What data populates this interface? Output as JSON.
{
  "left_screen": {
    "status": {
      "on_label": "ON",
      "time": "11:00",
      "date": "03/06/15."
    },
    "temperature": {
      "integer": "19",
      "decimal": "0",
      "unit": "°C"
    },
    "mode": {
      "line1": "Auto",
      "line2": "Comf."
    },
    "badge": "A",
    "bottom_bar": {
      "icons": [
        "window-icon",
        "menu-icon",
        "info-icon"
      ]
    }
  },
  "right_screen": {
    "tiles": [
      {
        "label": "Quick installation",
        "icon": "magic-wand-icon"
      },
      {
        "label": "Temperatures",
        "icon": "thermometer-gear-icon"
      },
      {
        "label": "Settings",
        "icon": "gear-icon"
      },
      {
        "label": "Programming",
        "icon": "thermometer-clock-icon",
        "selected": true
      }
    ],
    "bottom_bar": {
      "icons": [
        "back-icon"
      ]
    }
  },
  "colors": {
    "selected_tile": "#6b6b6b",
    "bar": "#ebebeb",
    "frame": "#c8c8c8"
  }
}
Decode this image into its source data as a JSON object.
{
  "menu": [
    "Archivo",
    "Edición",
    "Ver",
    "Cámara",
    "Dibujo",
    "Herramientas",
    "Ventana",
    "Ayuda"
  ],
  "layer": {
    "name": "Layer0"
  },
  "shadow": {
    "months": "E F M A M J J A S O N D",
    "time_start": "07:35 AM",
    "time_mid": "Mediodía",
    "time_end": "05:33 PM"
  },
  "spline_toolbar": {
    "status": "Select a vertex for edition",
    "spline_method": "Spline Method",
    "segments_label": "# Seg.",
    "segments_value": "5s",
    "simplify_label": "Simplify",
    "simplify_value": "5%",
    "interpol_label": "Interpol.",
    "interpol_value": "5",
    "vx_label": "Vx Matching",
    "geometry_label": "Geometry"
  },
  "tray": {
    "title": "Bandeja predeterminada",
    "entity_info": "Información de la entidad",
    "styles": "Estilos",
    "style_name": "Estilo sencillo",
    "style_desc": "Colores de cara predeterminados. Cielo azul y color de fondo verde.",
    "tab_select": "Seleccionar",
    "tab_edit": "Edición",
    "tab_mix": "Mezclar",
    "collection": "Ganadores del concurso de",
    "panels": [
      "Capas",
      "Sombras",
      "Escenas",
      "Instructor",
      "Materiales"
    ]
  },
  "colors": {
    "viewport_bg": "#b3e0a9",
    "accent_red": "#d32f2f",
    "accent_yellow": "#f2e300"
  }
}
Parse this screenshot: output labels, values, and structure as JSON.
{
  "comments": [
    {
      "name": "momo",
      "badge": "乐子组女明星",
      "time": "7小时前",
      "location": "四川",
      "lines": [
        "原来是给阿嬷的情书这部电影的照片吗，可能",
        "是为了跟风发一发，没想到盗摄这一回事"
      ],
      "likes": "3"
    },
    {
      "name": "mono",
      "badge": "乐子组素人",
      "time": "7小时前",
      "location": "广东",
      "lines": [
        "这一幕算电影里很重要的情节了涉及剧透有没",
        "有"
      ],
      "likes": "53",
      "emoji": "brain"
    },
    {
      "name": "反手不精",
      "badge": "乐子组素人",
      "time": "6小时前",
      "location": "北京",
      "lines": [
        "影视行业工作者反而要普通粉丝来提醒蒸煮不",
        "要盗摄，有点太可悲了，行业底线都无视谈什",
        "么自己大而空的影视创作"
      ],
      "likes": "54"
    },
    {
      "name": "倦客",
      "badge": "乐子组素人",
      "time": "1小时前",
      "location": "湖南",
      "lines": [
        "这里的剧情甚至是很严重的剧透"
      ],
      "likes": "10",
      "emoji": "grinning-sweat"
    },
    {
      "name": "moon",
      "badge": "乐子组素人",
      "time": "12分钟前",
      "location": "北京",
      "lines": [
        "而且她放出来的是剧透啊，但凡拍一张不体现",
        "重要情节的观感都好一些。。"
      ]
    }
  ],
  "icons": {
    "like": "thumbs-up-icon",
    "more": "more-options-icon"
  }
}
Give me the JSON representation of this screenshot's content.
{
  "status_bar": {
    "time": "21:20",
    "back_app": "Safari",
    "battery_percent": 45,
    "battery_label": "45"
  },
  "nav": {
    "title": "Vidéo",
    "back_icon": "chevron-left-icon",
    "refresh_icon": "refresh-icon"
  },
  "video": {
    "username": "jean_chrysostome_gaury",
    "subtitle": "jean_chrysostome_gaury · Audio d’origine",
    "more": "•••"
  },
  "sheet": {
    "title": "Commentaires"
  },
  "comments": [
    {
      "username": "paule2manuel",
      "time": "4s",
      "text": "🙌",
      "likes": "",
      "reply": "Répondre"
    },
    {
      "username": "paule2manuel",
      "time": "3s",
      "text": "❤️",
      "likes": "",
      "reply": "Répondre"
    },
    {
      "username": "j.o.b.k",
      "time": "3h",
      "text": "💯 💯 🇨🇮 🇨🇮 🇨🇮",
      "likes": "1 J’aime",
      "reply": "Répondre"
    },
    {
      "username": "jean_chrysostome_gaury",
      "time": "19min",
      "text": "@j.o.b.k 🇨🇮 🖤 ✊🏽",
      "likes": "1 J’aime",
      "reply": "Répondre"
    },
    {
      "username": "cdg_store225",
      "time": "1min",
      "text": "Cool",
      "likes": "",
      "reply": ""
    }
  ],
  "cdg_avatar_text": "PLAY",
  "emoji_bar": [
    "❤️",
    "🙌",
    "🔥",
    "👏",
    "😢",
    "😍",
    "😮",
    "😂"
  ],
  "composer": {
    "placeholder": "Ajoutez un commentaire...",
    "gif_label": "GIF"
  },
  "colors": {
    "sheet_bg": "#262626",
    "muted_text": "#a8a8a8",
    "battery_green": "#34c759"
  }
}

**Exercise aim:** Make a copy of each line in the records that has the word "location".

**Your solution:**
      "location": "四川",
      "location": "广东",
      "location": "北京",
      "location": "湖南",
      "location": "北京",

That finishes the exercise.